GRAYSLAKE – Competing for Team USA in the Tokyo 2020 Paralympic Games, Isaac Jean-Paul doesn’t just want to bring the gold home to Grayslake.
“I want to change the world, to be honest,” said Jean-Paul, a 28-year-old graduate of Warren Township High School in Gurnee. “I want to change how people think toward the marginalized.”
Training at the Olympic Training Facility in California, Jean-Paul will compete in the 100-meter dash and long jump at the Paralympic Games in Tokyo, which take place Aug. 24 through Sept. 5. He’ll compete with a T13 classification, a category for athletes with a moderate visual impairment.
Jean-Paul was born with juvenile retinoschisis, a vision impairment that affects his peripheral and central vision.
Growing up, in many ways, he tried to run from his disability.

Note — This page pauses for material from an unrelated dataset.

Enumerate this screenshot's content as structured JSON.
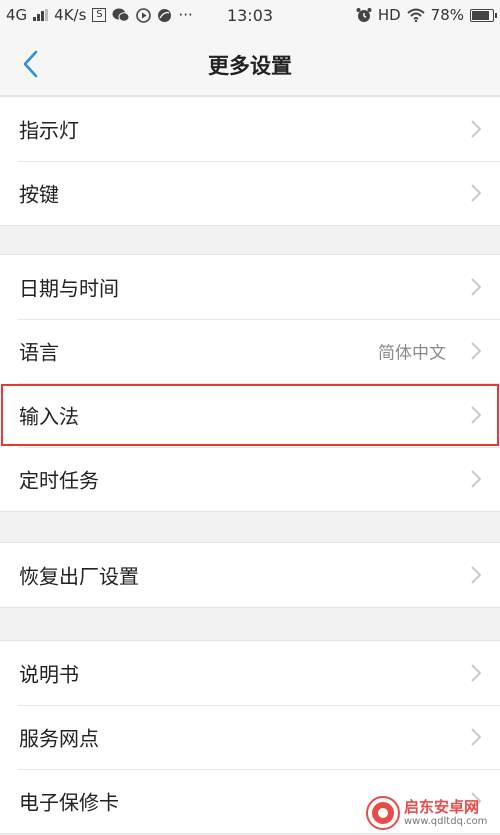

“When I would go to school, it’s like everyone knew that’s the blind kid with the big enlarged textbooks and all that,” he said. “Sports gave me an outlet to not feel that way. I kind of blended in with my athleticism, and my vision didn’t really matter.”

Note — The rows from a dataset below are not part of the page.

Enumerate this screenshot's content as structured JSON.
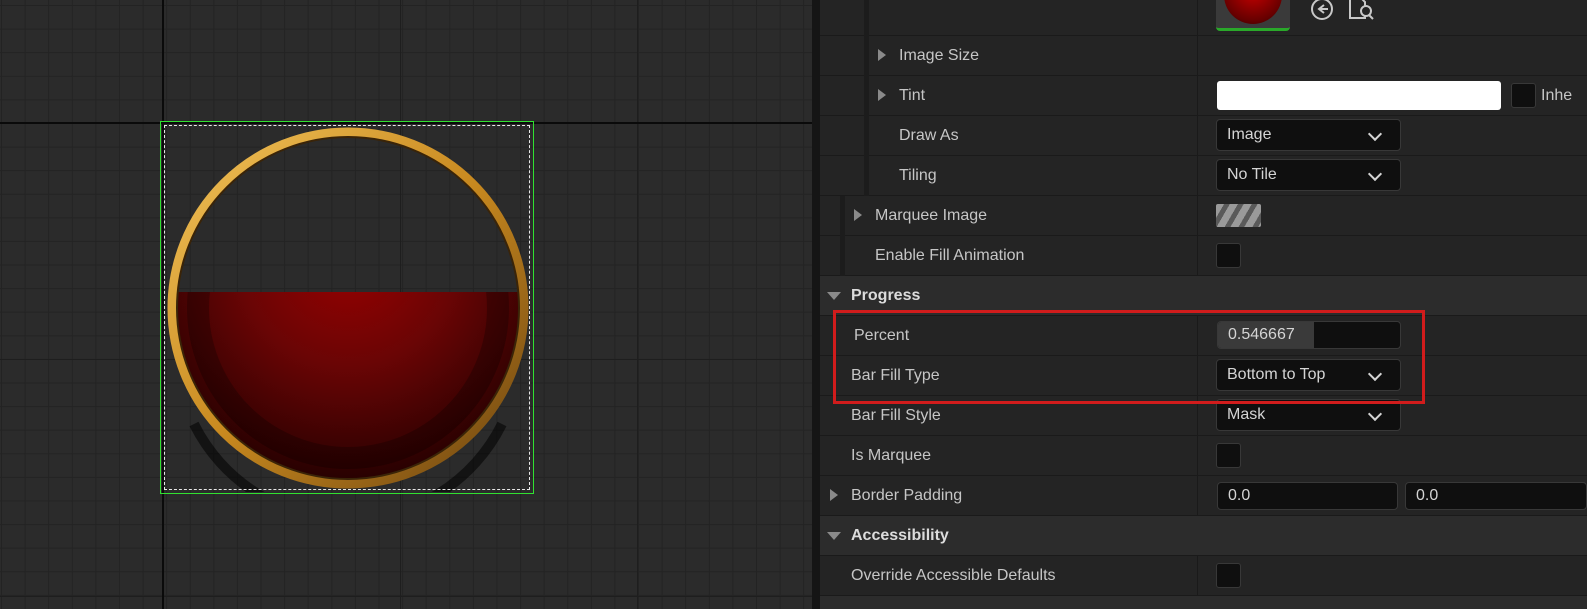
{
  "viewport": {
    "widget_name": "progress-bar-orb",
    "fill_percent": 0.546667,
    "colors": {
      "selection": "#31e131",
      "fill": "#8b0000",
      "ring": "#c8891f"
    }
  },
  "details": {
    "image_size_label": "Image Size",
    "tint_label": "Tint",
    "tint_inherit_label": "Inhe",
    "draw_as_label": "Draw As",
    "draw_as_value": "Image",
    "tiling_label": "Tiling",
    "tiling_value": "No Tile",
    "marquee_image_label": "Marquee Image",
    "enable_fill_animation_label": "Enable Fill Animation",
    "progress_section": "Progress",
    "percent_label": "Percent",
    "percent_value": "0.546667",
    "bar_fill_type_label": "Bar Fill Type",
    "bar_fill_type_value": "Bottom to Top",
    "bar_fill_style_label": "Bar Fill Style",
    "bar_fill_style_value": "Mask",
    "is_marquee_label": "Is Marquee",
    "border_padding_label": "Border Padding",
    "border_padding_x": "0.0",
    "border_padding_y": "0.0",
    "accessibility_section": "Accessibility",
    "override_accessible_label": "Override Accessible Defaults"
  },
  "icons": [
    "browse-back-icon",
    "find-in-browser-icon",
    "chevron-down-icon",
    "expand-arrow-icon",
    "collapse-arrow-icon"
  ],
  "highlight_color": "#d11c1c"
}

Now, he’s all about standing out and up for others.
“I’m not just disabled, I’m also Black. That ties into everything I face in this world,” he said. “In a nutshell, I want to change the narrative of how people view Black folks in this country and around the world and how people view people with disabilities across the world. I’m doing that through athletics.
“I’m using my journey to shine a light on how people see people with disabilities and treat people with disabilities. I feel like my community needs someone to say, ‘Hey, we can do this despite what people say.’ "
Originally from Evanston, Jean-Paul moved to Gurnee before high school, where he carried on a family tradition of playing basketball. His mother, Rosemary Jean-Paul, was a Hall of Fame basketball player at Lewis University in Romeoville.
During Isaac Jean-Paul’s senior year in high school, a friend bet him that he couldn’t beat the fastest runner on the school’s track team.
“Little did I know that was going to be the start of my life, as you would call it,” he said.
He went on to earn a national title in the high jump at Harper College in Palatine, where he was coached by Renne Zellner. The head coach of both the men’s and women’s track and field teams for 37 years, Zellner since has retired but remains an assistant coach at the college.
Zellner was the first to suggest Jean-Paul consider Paralympics competition. She’s followed his journey closely.
“I am just so incredibly proud of Isaac,” Zellner said. “He’s had continued success because he’s just someone that has a goal, and he just really pursues it. … He just learned quickly, excelled.”
After Harper College, Jean-Paul earned a scholarship from Lewis University, where he became a five-time All-American and a Division II national champion in the high jump.
The high jump, his “first love,” was removed from the T13 classification in the Tokyo Paralympic Games.
As Zellner and others have seen, Jean-Paul tends to succeed no matter the path.
“He’s starting to coach now and getting a different side of the athletic world,” Zellner said. “He’s full of ideas, and it’s just fun to watch him. He’s just a rather remarkable young man and quite a role model for both sighted and people in the Paralympics.”
When Zellner first suggested the Paralympics, Jean-Paul said he “shrugged it off.”
Based on his success at Lewis, he had hoped to go to the Olympic Trials, but an injury his senior year of college prevented that from happening.
A random encounter with a U.S. Para athlete, Roderick Townsend, opened the door to the Paralympics.
Jean-Paul set the world record three times in the men’s high jump at the 2017 World Para Athletics championship in London.
At that time, he also was competing in the long jump and relay but didn’t advance to the Paralympics.
Whatever happens this time around, he’s already succeeded.
“I’m just out here trying to live with significance,” he said.
“I’ve been through things. I’ll keep fighting for anyone going through anything. At the end of the day, we go through these dark times. We have to understand we go through these dark times but eventually the light will come. The light is within reach.”